__Work instructions__:
Please check every line of the listing for "ticket" and copy each line where it is found.

__Provided records__:

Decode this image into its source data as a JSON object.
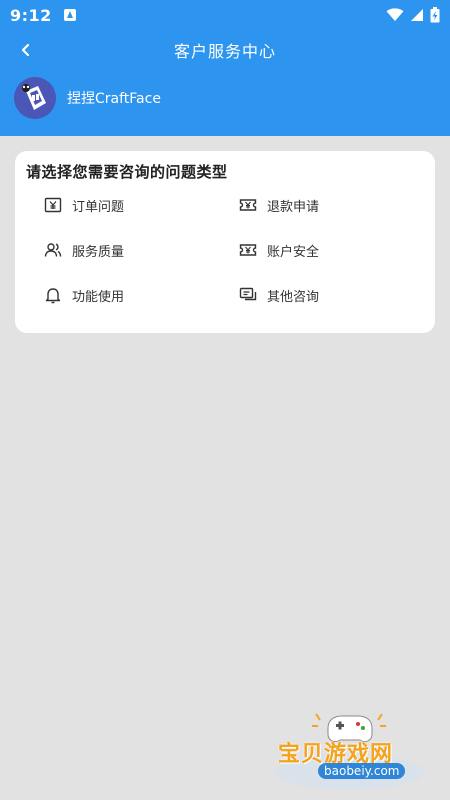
{
  "status_bar": {
    "time": "9:12"
  },
  "header": {
    "title": "客户服务中心",
    "app_name": "捏捏CraftFace"
  },
  "card": {
    "title": "请选择您需要咨询的问题类型",
    "options": [
      {
        "label": "订单问题",
        "icon": "order-yen-icon"
      },
      {
        "label": "退款申请",
        "icon": "refund-ticket-icon"
      },
      {
        "label": "服务质量",
        "icon": "people-icon"
      },
      {
        "label": "账户安全",
        "icon": "account-ticket-icon"
      },
      {
        "label": "功能使用",
        "icon": "bell-icon"
      },
      {
        "label": "其他咨询",
        "icon": "chat-icon"
      }
    ]
  },
  "watermark": {
    "text": "宝贝游戏网",
    "url": "baobeiy.com"
  },
  "colors": {
    "primary": "#2d95f0",
    "background": "#e2e2e2",
    "card": "#ffffff"
  }
}
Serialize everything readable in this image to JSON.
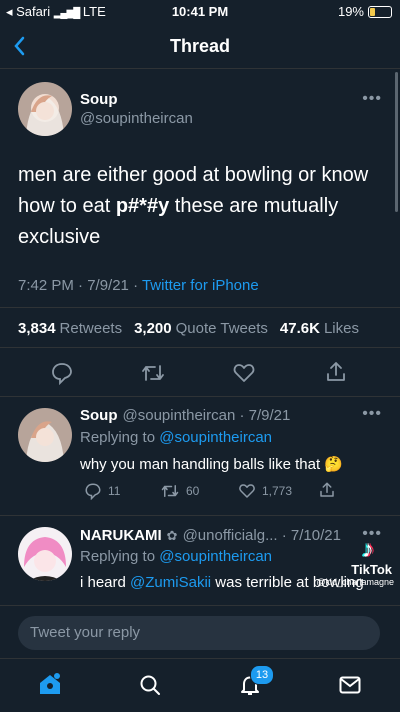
{
  "status_bar": {
    "carrier": "◂ Safari",
    "network": "LTE",
    "time": "10:41 PM",
    "battery": "19%"
  },
  "header": {
    "title": "Thread"
  },
  "main_tweet": {
    "name": "Soup",
    "handle": "@soupintheircan",
    "text_before": "men are either good at bowling or know how to eat ",
    "text_censored": "p#*#y",
    "text_after": " these are mutually exclusive",
    "time": "7:42 PM · 7/9/21 · ",
    "source": "Twitter for iPhone",
    "retweets_count": "3,834",
    "retweets_label": "Retweets",
    "quotes_count": "3,200",
    "quotes_label": "Quote Tweets",
    "likes_count": "47.6K",
    "likes_label": "Likes"
  },
  "replies": [
    {
      "name": "Soup",
      "handle_date": "@soupintheircan · 7/9/21",
      "replying_label": "Replying to ",
      "replying_to": "@soupintheircan",
      "text": "why you man handling balls like that 🤔",
      "reply_count": "11",
      "retweet_count": "60",
      "like_count": "1,773"
    },
    {
      "name": "NARUKAMI",
      "handle_date": "@unofficialg... · 7/10/21",
      "replying_label": "Replying to ",
      "replying_to": "@soupintheircan",
      "text_before": "i heard ",
      "mention": "@ZumiSakii",
      "text_after": " was terrible at bowling"
    }
  ],
  "watermark": {
    "brand": "TikTok",
    "user": "@kid_charlamagne"
  },
  "compose": {
    "placeholder": "Tweet your reply"
  },
  "tabbar": {
    "notifications_badge": "13"
  },
  "colors": {
    "background": "#15202b",
    "accent": "#1d9bf0",
    "muted": "#8b98a5"
  }
}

__Written reply__:
        "icon": "refund-ticket-icon"
        "icon": "account-ticket-icon"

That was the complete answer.